Return the records verbatim.

(Entries from a dataset of interfaces)
--- START ---

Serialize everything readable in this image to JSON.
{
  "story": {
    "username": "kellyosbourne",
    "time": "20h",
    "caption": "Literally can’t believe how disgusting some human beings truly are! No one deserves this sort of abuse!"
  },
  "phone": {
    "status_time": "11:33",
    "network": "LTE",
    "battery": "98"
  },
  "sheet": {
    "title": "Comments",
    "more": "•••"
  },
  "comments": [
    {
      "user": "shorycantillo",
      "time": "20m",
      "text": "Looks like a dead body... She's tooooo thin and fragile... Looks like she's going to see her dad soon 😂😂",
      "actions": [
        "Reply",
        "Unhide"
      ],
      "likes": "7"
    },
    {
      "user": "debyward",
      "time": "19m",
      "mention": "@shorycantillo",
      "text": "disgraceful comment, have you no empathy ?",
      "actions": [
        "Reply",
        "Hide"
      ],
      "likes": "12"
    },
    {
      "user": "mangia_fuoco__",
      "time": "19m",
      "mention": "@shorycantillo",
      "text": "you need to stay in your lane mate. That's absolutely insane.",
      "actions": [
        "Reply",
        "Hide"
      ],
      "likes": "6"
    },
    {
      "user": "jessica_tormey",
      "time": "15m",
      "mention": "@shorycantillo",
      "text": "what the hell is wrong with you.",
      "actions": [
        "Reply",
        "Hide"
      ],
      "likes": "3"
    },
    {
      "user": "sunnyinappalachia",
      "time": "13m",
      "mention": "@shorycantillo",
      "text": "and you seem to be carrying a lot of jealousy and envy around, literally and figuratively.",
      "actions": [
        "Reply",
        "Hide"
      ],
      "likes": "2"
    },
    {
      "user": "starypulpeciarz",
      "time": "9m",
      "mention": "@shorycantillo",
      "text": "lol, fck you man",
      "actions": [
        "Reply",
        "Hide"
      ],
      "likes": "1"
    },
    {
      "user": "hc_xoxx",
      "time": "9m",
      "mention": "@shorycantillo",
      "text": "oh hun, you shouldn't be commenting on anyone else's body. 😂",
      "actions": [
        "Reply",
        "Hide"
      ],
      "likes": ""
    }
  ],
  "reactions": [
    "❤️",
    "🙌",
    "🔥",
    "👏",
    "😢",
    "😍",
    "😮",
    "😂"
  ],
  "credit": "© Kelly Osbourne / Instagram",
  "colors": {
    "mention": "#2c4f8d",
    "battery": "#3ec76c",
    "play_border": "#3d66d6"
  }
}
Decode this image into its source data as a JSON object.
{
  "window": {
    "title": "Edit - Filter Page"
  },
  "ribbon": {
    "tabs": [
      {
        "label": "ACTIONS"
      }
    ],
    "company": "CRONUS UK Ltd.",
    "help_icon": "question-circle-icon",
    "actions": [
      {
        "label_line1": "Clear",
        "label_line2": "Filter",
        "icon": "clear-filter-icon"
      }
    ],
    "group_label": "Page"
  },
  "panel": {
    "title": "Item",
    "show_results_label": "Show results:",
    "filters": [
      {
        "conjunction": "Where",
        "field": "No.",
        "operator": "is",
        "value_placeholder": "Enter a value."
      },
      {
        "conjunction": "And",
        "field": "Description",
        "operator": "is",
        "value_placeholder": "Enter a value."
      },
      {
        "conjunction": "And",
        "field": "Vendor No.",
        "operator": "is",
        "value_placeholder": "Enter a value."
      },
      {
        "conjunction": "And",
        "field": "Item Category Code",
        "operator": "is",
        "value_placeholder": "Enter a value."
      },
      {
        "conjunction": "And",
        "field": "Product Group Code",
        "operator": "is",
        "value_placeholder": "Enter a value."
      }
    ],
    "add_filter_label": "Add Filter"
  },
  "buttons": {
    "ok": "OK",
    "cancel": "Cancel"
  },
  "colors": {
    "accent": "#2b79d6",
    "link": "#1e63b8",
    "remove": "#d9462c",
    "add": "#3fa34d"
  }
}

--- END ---

ANSWER TO THIS EXERCISE
Serialize everything readable in this image to JSON.
{
  "story": {
    "username": "kellyosbourne",
    "time": "20h",
    "caption": "Literally can’t believe how disgusting some human beings truly are! No one deserves this sort of abuse!"
  },
  "phone": {
    "status_time": "11:33",
    "network": "LTE",
    "battery": "98"
  },
  "sheet": {
    "title": "Comments",
    "more": "•••"
  },
  "comments": [
    {
      "user": "shorycantillo",
      "time": "20m",
      "text": "Looks like a dead body... She's tooooo thin and fragile... Looks like she's going to see her dad soon 😂😂",
      "actions": [
        "Reply",
        "Unhide"
      ],
      "likes": "7"
    },
    {
      "user": "debyward",
      "time": "19m",
      "mention": "@shorycantillo",
      "text": "disgraceful comment, have you no empathy ?",
      "actions": [
        "Reply",
        "Hide"
      ],
      "likes": "12"
    },
    {
      "user": "mangia_fuoco__",
      "time": "19m",
      "mention": "@shorycantillo",
      "text": "you need to stay in your lane mate. That's absolutely insane.",
      "actions": [
        "Reply",
        "Hide"
      ],
      "likes": "6"
    },
    {
      "user": "jessica_tormey",
      "time": "15m",
      "mention": "@shorycantillo",
      "text": "what the hell is wrong with you.",
      "actions": [
        "Reply",
        "Hide"
      ],
      "likes": "3"
    },
    {
      "user": "sunnyinappalachia",
      "time": "13m",
      "mention": "@shorycantillo",
      "text": "and you seem to be carrying a lot of jealousy and envy around, literally and figuratively.",
      "actions": [
        "Reply",
        "Hide"
      ],
      "likes": "2"
    },
    {
      "user": "starypulpeciarz",
      "time": "9m",
      "mention": "@shorycantillo",
      "text": "lol, fck you man",
      "actions": [
        "Reply",
        "Hide"
      ],
      "likes": "1"
    },
    {
      "user": "hc_xoxx",
      "time": "9m",
      "mention": "@shorycantillo",
      "text": "oh hun, you shouldn't be commenting on anyone else's body. 😂",
      "actions": [
        "Reply",
        "Hide"
      ],
      "likes": ""
    }
  ],
  "reactions": [
    "❤️",
    "🙌",
    "🔥",
    "👏",
    "😢",
    "😍",
    "😮",
    "😂"
  ],
  "credit": "© Kelly Osbourne / Instagram",
  "colors": {
    "mention": "#2c4f8d",
    "battery": "#3ec76c",
    "play_border": "#3d66d6"
  }
}
Decode this image into its source data as a JSON object.
{
  "window": {
    "title": "Edit - Filter Page"
  },
  "ribbon": {
    "tabs": [
      {
        "label": "ACTIONS"
      }
    ],
    "company": "CRONUS UK Ltd.",
    "help_icon": "question-circle-icon",
    "actions": [
      {
        "label_line1": "Clear",
        "label_line2": "Filter",
        "icon": "clear-filter-icon"
      }
    ],
    "group_label": "Page"
  },
  "panel": {
    "title": "Item",
    "show_results_label": "Show results:",
    "filters": [
      {
        "conjunction": "Where",
        "field": "No.",
        "operator": "is",
        "value_placeholder": "Enter a value."
      },
      {
        "conjunction": "And",
        "field": "Description",
        "operator": "is",
        "value_placeholder": "Enter a value."
      },
      {
        "conjunction": "And",
        "field": "Vendor No.",
        "operator": "is",
        "value_placeholder": "Enter a value."
      },
      {
        "conjunction": "And",
        "field": "Item Category Code",
        "operator": "is",
        "value_placeholder": "Enter a value."
      },
      {
        "conjunction": "And",
        "field": "Product Group Code",
        "operator": "is",
        "value_placeholder": "Enter a value."
      }
    ],
    "add_filter_label": "Add Filter"
  },
  "buttons": {
    "ok": "OK",
    "cancel": "Cancel"
  },
  "colors": {
    "accent": "#2b79d6",
    "link": "#1e63b8",
    "remove": "#d9462c",
    "add": "#3fa34d"
  }
}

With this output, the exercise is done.